EXERCISE INSTRUCTIONS
What lines in the following entries hold the word "Monthly"? Copy each one.

Web page and app entries:
---
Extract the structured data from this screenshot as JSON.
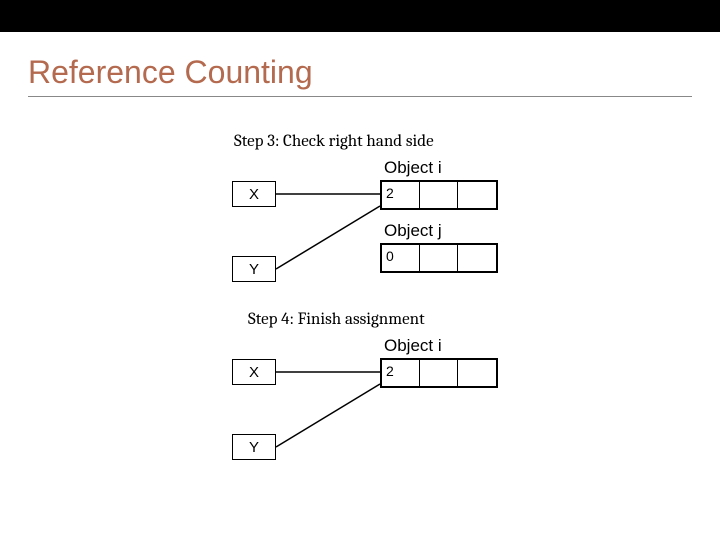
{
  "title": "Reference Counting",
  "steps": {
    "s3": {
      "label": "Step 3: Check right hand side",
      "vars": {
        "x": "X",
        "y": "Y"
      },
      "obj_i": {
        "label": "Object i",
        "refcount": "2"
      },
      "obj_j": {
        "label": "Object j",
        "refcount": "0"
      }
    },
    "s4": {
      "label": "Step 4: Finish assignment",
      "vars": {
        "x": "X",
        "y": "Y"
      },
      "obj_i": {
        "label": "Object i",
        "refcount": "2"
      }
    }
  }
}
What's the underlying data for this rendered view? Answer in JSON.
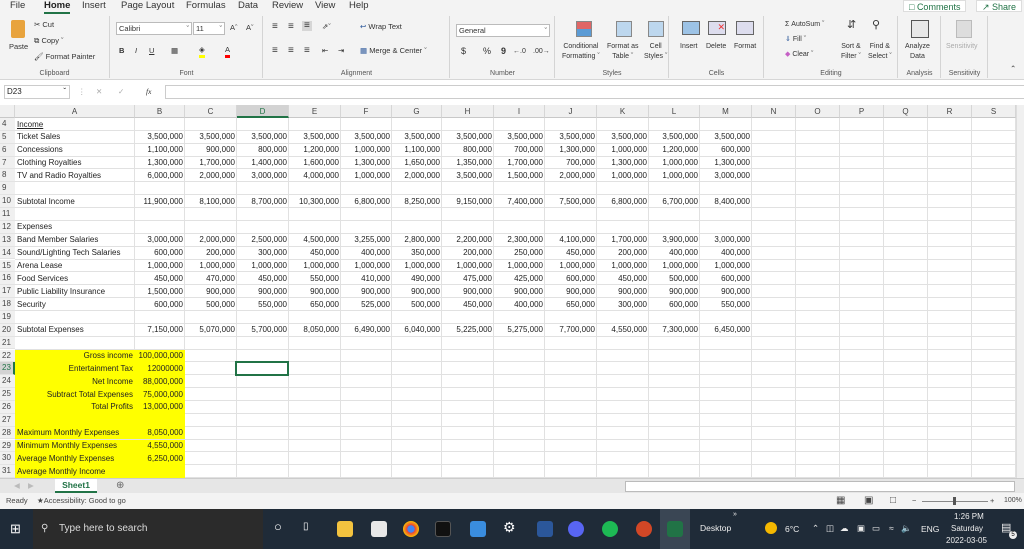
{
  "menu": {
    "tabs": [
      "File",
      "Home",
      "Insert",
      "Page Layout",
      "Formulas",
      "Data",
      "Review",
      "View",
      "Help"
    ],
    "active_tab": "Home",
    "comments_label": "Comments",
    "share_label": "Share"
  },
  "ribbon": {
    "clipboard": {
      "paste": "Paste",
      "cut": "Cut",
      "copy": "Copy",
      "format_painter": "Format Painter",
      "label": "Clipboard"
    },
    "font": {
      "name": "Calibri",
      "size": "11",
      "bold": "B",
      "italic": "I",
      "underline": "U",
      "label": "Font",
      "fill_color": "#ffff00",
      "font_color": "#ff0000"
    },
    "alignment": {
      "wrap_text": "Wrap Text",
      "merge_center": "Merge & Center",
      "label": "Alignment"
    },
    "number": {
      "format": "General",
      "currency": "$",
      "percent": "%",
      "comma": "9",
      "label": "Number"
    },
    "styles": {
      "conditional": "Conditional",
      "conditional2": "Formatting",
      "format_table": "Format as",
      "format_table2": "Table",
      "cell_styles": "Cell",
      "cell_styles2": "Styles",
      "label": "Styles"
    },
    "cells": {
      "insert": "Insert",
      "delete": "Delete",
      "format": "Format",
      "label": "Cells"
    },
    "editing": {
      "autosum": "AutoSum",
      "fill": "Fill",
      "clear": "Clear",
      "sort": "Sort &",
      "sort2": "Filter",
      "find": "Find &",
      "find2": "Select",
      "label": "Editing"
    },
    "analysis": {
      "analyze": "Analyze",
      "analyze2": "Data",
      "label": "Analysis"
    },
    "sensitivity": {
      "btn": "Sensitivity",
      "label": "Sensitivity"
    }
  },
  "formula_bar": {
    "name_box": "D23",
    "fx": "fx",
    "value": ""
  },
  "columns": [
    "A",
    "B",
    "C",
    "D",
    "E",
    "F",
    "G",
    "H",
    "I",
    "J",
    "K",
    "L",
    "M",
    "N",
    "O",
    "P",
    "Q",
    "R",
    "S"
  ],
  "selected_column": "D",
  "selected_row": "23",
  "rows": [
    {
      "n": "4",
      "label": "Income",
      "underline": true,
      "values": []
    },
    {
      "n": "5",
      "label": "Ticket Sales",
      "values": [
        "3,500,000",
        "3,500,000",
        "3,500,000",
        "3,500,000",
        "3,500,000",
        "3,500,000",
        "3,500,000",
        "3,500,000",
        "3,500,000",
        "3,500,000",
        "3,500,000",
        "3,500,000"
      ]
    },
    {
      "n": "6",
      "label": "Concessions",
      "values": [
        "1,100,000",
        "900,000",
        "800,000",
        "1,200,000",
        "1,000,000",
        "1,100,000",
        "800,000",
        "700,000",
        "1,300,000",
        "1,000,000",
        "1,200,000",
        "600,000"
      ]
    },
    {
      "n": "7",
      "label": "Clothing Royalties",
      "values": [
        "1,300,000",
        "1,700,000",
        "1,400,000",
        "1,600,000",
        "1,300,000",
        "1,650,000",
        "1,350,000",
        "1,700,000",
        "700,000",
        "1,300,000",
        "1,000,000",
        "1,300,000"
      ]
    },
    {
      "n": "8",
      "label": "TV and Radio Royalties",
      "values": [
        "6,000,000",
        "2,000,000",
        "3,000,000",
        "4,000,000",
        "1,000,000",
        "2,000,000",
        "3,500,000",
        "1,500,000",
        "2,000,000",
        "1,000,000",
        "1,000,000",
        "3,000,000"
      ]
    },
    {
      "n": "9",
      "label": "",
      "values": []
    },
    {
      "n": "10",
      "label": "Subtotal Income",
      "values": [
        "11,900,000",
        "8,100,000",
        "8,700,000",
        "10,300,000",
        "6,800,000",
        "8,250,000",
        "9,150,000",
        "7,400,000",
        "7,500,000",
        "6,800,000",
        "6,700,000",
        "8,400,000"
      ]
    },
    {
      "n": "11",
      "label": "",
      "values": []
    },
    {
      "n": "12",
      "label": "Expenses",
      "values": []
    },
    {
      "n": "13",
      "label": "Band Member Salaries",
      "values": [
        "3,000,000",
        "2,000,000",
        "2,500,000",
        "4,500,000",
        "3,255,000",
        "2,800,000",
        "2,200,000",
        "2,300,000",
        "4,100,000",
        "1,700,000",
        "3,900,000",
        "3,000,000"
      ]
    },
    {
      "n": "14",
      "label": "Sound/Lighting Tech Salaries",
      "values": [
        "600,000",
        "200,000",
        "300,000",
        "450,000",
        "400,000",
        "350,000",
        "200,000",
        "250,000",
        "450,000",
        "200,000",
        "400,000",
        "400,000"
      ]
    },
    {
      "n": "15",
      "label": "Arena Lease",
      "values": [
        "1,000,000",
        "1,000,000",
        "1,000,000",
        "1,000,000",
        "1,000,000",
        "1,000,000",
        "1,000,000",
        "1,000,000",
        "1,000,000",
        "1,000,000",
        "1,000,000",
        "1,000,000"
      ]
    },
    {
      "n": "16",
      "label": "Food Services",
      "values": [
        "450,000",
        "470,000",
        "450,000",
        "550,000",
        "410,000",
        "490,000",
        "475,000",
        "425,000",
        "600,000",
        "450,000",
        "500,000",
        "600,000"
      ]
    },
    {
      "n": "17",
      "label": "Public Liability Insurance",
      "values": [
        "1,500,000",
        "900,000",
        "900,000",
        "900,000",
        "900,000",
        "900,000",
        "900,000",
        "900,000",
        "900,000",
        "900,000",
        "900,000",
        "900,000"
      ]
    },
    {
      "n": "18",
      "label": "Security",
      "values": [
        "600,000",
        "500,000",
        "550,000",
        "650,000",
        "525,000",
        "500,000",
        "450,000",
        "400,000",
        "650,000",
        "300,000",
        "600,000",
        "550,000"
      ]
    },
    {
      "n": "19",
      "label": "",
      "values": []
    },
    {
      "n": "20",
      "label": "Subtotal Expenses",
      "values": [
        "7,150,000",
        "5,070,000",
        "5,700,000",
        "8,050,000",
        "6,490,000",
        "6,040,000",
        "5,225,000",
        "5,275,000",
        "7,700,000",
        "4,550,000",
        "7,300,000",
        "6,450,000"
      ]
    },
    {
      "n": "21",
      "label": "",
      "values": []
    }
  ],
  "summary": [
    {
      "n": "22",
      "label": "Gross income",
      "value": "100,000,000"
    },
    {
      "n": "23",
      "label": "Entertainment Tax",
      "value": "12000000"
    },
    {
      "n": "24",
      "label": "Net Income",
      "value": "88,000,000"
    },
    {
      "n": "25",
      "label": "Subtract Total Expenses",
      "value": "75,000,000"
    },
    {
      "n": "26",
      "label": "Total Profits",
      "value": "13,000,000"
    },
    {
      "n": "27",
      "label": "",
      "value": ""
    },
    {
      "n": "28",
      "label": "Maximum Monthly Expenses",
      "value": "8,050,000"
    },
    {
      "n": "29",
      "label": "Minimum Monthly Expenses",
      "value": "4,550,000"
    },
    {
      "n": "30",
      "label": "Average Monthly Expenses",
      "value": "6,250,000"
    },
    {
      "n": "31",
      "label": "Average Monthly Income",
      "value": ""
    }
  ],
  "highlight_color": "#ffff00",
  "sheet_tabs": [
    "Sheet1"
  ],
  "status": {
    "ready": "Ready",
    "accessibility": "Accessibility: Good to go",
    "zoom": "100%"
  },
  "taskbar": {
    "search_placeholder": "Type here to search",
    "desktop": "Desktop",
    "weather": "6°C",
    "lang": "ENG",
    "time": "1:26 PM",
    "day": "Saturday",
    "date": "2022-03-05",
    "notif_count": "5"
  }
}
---
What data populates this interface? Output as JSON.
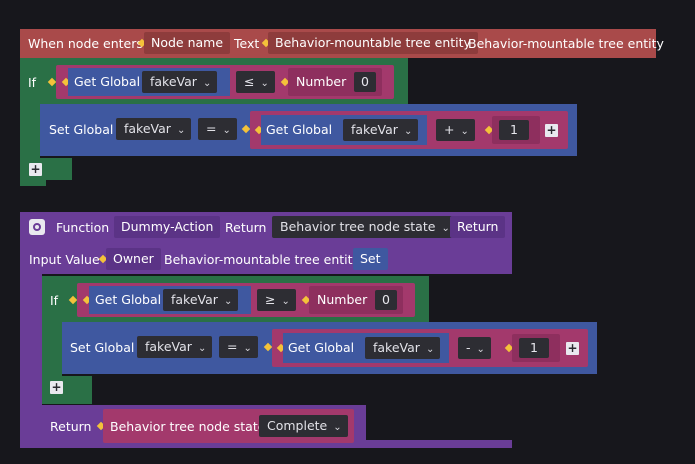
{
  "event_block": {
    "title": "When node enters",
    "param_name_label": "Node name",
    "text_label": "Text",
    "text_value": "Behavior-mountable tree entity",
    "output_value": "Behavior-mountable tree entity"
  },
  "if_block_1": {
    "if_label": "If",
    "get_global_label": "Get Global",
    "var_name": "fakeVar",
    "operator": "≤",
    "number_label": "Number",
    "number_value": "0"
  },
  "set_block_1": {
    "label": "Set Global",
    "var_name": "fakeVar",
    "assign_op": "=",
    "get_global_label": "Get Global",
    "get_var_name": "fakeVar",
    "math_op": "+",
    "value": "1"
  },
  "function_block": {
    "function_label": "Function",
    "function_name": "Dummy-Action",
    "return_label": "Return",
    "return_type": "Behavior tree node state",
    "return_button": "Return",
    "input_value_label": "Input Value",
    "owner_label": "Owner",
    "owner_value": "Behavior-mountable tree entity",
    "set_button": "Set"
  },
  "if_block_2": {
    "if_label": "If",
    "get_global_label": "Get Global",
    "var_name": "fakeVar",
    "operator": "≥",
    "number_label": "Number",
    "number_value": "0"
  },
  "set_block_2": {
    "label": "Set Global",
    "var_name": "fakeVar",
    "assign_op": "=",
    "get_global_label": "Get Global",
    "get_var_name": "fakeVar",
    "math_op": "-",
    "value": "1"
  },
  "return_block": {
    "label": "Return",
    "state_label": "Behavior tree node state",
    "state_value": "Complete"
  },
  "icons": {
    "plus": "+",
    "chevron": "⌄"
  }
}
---
ANSWER SECTION
      "label": "Maximum Monthly Expenses",
      "label": "Minimum Monthly Expenses",
      "label": "Average Monthly Expenses",
      "label": "Average Monthly Income",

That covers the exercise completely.